_ACTIVITY_
Work through the material below line by line and say how many lines include the word "icon". Only the number, please.

_DATA FOR REVIEW_

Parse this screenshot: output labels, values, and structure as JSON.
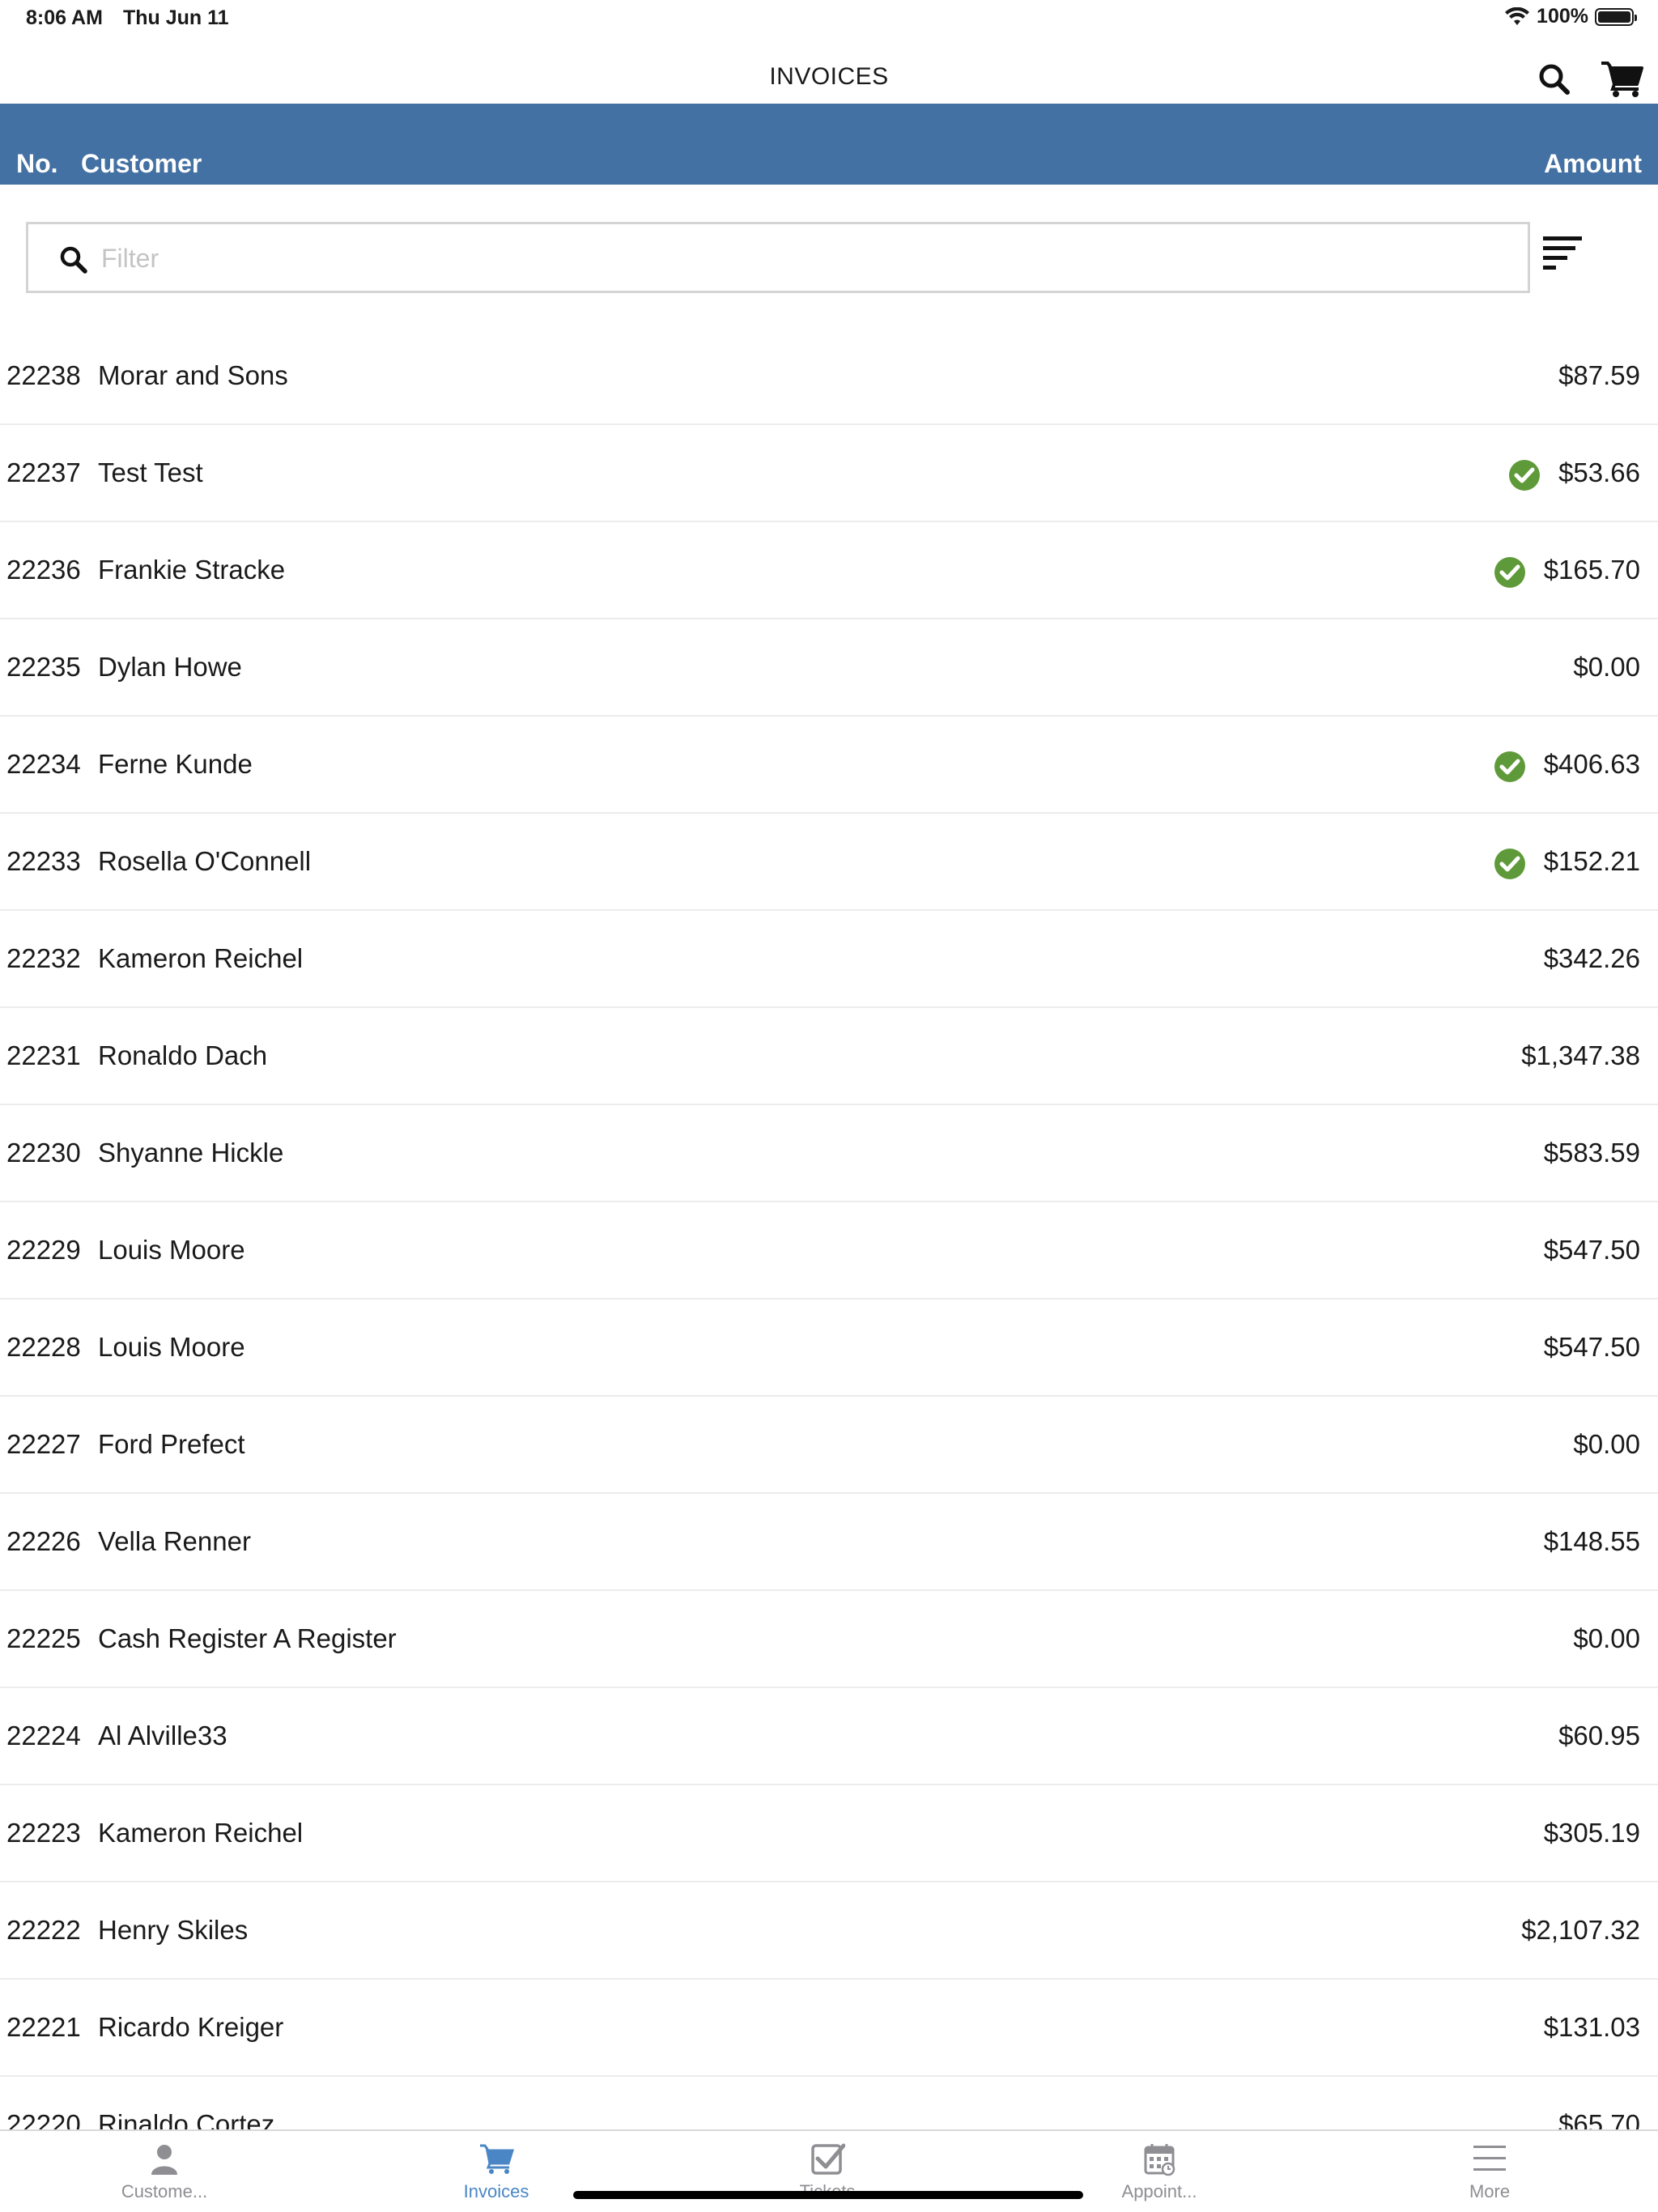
{
  "status_bar": {
    "time": "8:06 AM",
    "date": "Thu Jun 11",
    "battery": "100%"
  },
  "nav": {
    "title": "INVOICES"
  },
  "columns": {
    "no": "No.",
    "customer": "Customer",
    "amount": "Amount"
  },
  "filter": {
    "placeholder": "Filter",
    "value": ""
  },
  "invoices": [
    {
      "no": "22238",
      "customer": "Morar and Sons",
      "amount": "$87.59",
      "paid": false
    },
    {
      "no": "22237",
      "customer": "Test Test",
      "amount": "$53.66",
      "paid": true
    },
    {
      "no": "22236",
      "customer": "Frankie Stracke",
      "amount": "$165.70",
      "paid": true
    },
    {
      "no": "22235",
      "customer": "Dylan Howe",
      "amount": "$0.00",
      "paid": false
    },
    {
      "no": "22234",
      "customer": "Ferne Kunde",
      "amount": "$406.63",
      "paid": true
    },
    {
      "no": "22233",
      "customer": "Rosella O'Connell",
      "amount": "$152.21",
      "paid": true
    },
    {
      "no": "22232",
      "customer": "Kameron Reichel",
      "amount": "$342.26",
      "paid": false
    },
    {
      "no": "22231",
      "customer": "Ronaldo Dach",
      "amount": "$1,347.38",
      "paid": false
    },
    {
      "no": "22230",
      "customer": "Shyanne Hickle",
      "amount": "$583.59",
      "paid": false
    },
    {
      "no": "22229",
      "customer": "Louis Moore",
      "amount": "$547.50",
      "paid": false
    },
    {
      "no": "22228",
      "customer": "Louis Moore",
      "amount": "$547.50",
      "paid": false
    },
    {
      "no": "22227",
      "customer": "Ford Prefect",
      "amount": "$0.00",
      "paid": false
    },
    {
      "no": "22226",
      "customer": "Vella Renner",
      "amount": "$148.55",
      "paid": false
    },
    {
      "no": "22225",
      "customer": "Cash Register A Register",
      "amount": "$0.00",
      "paid": false
    },
    {
      "no": "22224",
      "customer": "Al Alville33",
      "amount": "$60.95",
      "paid": false
    },
    {
      "no": "22223",
      "customer": "Kameron Reichel",
      "amount": "$305.19",
      "paid": false
    },
    {
      "no": "22222",
      "customer": "Henry Skiles",
      "amount": "$2,107.32",
      "paid": false
    },
    {
      "no": "22221",
      "customer": "Ricardo Kreiger",
      "amount": "$131.03",
      "paid": false
    },
    {
      "no": "22220",
      "customer": "Rinaldo Cortez",
      "amount": "$65.70",
      "paid": false
    }
  ],
  "tabs": [
    {
      "label": "Custome...",
      "icon": "person-icon",
      "active": false
    },
    {
      "label": "Invoices",
      "icon": "cart-icon",
      "active": true
    },
    {
      "label": "Tickets",
      "icon": "checkbox-icon",
      "active": false
    },
    {
      "label": "Appoint...",
      "icon": "calendar-icon",
      "active": false
    },
    {
      "label": "More",
      "icon": "menu-icon",
      "active": false
    }
  ],
  "colors": {
    "header_blue": "#4471a3",
    "paid_green": "#5f9a3a",
    "tab_active": "#4a86c5",
    "tab_inactive": "#8e8e93"
  }
}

_SOLUTION_
5